(Web page and app entries)
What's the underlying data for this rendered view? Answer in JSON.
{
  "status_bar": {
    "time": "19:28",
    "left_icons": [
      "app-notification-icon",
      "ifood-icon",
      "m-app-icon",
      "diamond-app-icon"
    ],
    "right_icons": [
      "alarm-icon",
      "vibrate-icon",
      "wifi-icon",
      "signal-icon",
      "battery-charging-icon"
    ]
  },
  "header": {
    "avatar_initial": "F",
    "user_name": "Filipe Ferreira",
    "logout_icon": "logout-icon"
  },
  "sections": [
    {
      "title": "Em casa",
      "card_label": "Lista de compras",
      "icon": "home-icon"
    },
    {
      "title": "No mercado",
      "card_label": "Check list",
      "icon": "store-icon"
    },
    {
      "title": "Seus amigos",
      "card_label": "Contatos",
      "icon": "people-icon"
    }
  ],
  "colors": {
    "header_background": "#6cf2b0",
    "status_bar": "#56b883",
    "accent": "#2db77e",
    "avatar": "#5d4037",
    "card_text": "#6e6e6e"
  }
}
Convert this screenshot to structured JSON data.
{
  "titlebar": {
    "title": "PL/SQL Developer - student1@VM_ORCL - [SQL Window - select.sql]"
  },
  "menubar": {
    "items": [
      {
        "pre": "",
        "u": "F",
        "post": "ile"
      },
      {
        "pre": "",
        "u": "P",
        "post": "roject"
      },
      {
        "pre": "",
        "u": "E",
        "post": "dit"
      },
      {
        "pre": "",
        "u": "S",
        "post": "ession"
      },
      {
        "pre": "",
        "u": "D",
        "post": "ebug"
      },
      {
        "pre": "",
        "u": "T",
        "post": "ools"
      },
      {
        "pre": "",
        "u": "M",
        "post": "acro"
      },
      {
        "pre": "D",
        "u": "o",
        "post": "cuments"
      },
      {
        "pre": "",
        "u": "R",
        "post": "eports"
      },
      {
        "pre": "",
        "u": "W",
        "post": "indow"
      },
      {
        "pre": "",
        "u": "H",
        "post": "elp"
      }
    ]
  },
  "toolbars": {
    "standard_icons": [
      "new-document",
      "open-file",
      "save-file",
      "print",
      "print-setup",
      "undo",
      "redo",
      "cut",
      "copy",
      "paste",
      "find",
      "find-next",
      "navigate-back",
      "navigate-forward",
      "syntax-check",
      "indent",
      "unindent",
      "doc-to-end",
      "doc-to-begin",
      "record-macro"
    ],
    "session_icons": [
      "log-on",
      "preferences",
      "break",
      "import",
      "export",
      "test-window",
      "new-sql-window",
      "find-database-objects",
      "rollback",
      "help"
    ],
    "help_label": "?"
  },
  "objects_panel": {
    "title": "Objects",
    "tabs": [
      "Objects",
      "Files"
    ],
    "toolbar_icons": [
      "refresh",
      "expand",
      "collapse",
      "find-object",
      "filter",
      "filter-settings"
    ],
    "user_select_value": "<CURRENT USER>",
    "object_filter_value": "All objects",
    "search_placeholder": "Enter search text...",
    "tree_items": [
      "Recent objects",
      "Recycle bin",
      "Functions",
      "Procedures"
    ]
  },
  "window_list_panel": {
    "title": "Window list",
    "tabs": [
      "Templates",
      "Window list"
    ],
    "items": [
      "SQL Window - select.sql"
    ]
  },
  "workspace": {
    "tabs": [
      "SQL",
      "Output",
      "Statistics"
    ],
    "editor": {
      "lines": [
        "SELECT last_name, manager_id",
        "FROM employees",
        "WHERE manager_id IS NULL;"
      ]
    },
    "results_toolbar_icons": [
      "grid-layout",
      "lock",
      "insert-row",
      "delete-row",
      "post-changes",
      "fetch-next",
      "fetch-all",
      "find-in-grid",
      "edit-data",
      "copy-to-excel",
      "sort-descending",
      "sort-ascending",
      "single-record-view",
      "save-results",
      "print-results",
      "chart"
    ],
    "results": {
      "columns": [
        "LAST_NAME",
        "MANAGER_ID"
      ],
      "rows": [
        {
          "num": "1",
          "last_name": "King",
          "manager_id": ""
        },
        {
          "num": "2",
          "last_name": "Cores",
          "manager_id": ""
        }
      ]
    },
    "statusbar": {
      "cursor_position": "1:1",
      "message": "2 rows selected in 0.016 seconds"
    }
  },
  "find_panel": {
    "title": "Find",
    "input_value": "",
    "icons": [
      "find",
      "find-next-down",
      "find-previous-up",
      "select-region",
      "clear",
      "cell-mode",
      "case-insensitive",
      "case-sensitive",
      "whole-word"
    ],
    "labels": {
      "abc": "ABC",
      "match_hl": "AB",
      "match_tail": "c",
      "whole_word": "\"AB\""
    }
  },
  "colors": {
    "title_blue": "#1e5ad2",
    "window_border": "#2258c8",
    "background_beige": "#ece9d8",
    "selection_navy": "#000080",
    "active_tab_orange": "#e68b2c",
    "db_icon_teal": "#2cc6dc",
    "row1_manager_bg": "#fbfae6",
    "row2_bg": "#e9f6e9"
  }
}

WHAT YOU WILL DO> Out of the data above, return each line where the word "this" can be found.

ANSWER BOX>
What's the underlying data for this rendered view? Answer in JSON.
Convert this screenshot to structured JSON data.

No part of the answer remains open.